  2. No, involuntary tests like that don’t cost a turn.

  3. Befriending the dog is an opportunity. You never know what benefits earning its trust could grant, but it’s a tool that creative players could use to their advantage. Likewise, the test to identify the kobold scales gives characters some knowledge that could help them later on in the adventure, or even in adventures further down the road.

Edit: I’ll bow to Jared’s superior wisdom on point 2. I could definitely be wrong there.

GM Imposed tests do not cost multiple turns for multiple PCs, but they does cost one turn, Page 60.

The benefit of examining the scales is that it reveals they belong to a Kobold. Information is its own benefit.

Lots of good answers here already, but just to consolidate:

Passive Perception: Describe to Live as Shaun said. Try to interpret generously. Even if they don’t specifically say they’re searching for traps, if you think something in the description of their actions would give them a chance of noticing the trap, call for the test. Otherwise, cackle without mercy as they blunder into it.

Involuntary Tests: James is spot on with the page citation. Everybody makes the Health test, but it only advances the turn by 1 (not by the number of people rolling). Traps are excellent for screwing with parties that are very careful about turn management!

Adventure Design: The test is mentioned because I assume people will want to do a good deed and help an animal in need. It’s probably going to die if the adventurers don’t help it. For many people that would be enough of a reason if there is no advantage to be gained. But as Shaun notes, it is also a tool that creative players could use to their advantage. Note that the kobolds barricaded it in the room because they’re terrified of dogs, as described in the Wine Cellar entry.

If I were running the game and the players befriended the dog and took it with them, I would have all kobolds except for Crooked Tooth and her elite guards flee before it. I’m not saying that’s how everyone should run it, but it makes sense to me. Also, I imagine Ronwald and his family would be very grateful if you saved their dog.
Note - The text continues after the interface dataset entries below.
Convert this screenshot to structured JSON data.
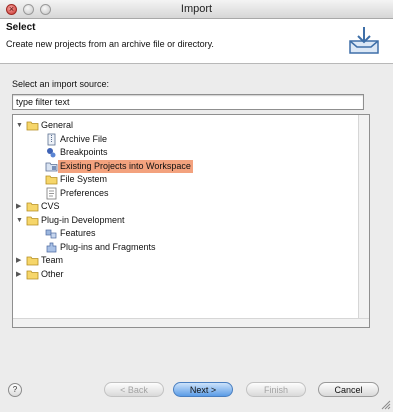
{
  "window": {
    "title": "Import"
  },
  "banner": {
    "heading": "Select",
    "description": "Create new projects from an archive file or directory.",
    "icon": "import-wizard-icon"
  },
  "source": {
    "label": "Select an import source:",
    "filter_value": "type filter text"
  },
  "tree": {
    "items": [
      {
        "label": "General",
        "icon": "folder-icon",
        "expanded": true,
        "level": 0
      },
      {
        "label": "Archive File",
        "icon": "archive-file-icon",
        "level": 1
      },
      {
        "label": "Breakpoints",
        "icon": "breakpoints-icon",
        "level": 1
      },
      {
        "label": "Existing Projects into Workspace",
        "icon": "project-icon",
        "level": 1,
        "selected": true
      },
      {
        "label": "File System",
        "icon": "file-system-folder-icon",
        "level": 1
      },
      {
        "label": "Preferences",
        "icon": "preferences-icon",
        "level": 1
      },
      {
        "label": "CVS",
        "icon": "folder-icon",
        "expanded": false,
        "level": 0
      },
      {
        "label": "Plug-in Development",
        "icon": "folder-icon",
        "expanded": true,
        "level": 0
      },
      {
        "label": "Features",
        "icon": "features-icon",
        "level": 1
      },
      {
        "label": "Plug-ins and Fragments",
        "icon": "plugins-icon",
        "level": 1
      },
      {
        "label": "Team",
        "icon": "folder-icon",
        "expanded": false,
        "level": 0
      },
      {
        "label": "Other",
        "icon": "folder-icon",
        "expanded": false,
        "level": 0
      }
    ]
  },
  "buttons": {
    "help": "?",
    "back": "< Back",
    "next": "Next >",
    "finish": "Finish",
    "cancel": "Cancel"
  },
  "colors": {
    "selection": "#f3a27e",
    "primary_button": "#5b9ce6"
  }
}
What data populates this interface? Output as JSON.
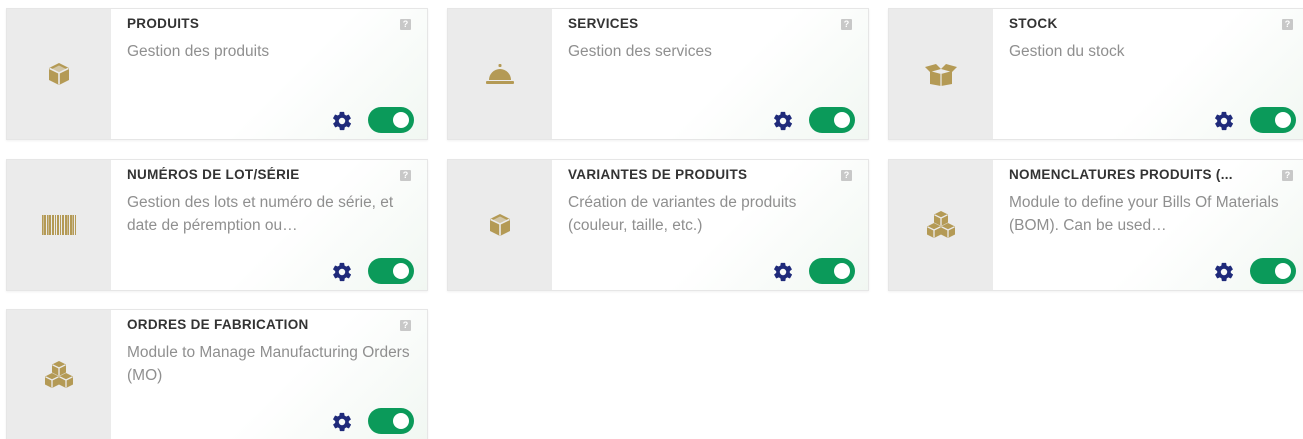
{
  "colors": {
    "icon_gold": "#b49a55",
    "gear_navy": "#1f2a7a",
    "toggle_green": "#0b9a5a",
    "title_text": "#333333",
    "desc_text": "#8f8f8f"
  },
  "modules": [
    {
      "title": "PRODUITS",
      "description": "Gestion des produits",
      "icon": "cube-icon",
      "help": "?",
      "enabled": true
    },
    {
      "title": "SERVICES",
      "description": "Gestion des services",
      "icon": "service-bell-icon",
      "help": "?",
      "enabled": true
    },
    {
      "title": "STOCK",
      "description": "Gestion du stock",
      "icon": "open-box-icon",
      "help": "?",
      "enabled": true
    },
    {
      "title": "NUMÉROS DE LOT/SÉRIE",
      "description": "Gestion des lots et numéro de série, et date de péremption ou…",
      "icon": "barcode-icon",
      "help": "?",
      "enabled": true
    },
    {
      "title": "VARIANTES DE PRODUITS",
      "description": "Création de variantes de produits (couleur, taille, etc.)",
      "icon": "cube-icon",
      "help": "?",
      "enabled": true
    },
    {
      "title": "NOMENCLATURES PRODUITS (...",
      "description": "Module to define your Bills Of Materials (BOM). Can be used…",
      "icon": "cubes-icon",
      "help": "?",
      "enabled": true
    },
    {
      "title": "ORDRES DE FABRICATION",
      "description": "Module to Manage Manufacturing Orders (MO)",
      "icon": "cubes-icon",
      "help": "?",
      "enabled": true
    }
  ]
}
As James notes, the scales allow you to figure out that you’re dealing with kobolds long before you encounter them. In my experience, players that spot the scales immediately inspect the stairs for traps because they know kobolds love traps. Players that don’t spot the scales almost always blunder into the stair trap.

and it’s not really the GMs job to figure out how things benefit the party before calling for a test. The GM doesn’t always know.

Yes. The GM’s job is to describe the environment to the best of their ability. What the players do with it is up to them. The GM has to make judgment calls about what’s a test vs. a good idea, so I take the question in that context.